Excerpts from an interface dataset
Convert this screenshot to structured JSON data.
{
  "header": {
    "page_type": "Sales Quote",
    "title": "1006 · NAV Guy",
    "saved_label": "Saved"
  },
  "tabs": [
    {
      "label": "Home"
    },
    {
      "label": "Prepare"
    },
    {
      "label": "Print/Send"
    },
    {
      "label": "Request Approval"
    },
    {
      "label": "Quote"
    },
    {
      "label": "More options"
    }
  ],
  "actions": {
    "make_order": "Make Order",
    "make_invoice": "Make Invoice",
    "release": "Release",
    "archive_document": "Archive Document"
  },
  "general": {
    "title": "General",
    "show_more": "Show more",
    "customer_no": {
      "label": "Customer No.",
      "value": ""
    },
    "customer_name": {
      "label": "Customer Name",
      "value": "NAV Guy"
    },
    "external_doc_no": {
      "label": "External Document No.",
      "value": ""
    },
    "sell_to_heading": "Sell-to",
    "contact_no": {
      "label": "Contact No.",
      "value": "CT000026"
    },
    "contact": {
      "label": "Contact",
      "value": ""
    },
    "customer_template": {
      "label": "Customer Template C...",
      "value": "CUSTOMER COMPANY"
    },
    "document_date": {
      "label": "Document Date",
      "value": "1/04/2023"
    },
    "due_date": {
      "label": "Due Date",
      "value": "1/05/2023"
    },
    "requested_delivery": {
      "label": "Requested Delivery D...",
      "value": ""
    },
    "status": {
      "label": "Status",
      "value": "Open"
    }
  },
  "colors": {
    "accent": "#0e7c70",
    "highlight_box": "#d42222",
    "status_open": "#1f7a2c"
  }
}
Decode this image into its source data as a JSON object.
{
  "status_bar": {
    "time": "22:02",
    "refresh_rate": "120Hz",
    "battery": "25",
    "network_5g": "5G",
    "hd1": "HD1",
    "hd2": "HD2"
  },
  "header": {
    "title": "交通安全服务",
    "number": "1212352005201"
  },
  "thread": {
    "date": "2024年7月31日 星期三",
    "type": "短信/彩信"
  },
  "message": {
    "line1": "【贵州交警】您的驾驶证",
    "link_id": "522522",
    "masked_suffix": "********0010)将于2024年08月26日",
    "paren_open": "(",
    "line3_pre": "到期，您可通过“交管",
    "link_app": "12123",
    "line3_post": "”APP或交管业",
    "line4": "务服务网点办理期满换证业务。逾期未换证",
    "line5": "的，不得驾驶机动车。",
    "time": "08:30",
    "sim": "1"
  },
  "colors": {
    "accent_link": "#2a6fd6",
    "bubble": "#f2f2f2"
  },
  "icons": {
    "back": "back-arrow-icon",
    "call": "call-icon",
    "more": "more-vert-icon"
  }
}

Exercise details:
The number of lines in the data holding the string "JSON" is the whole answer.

Exercise response:
2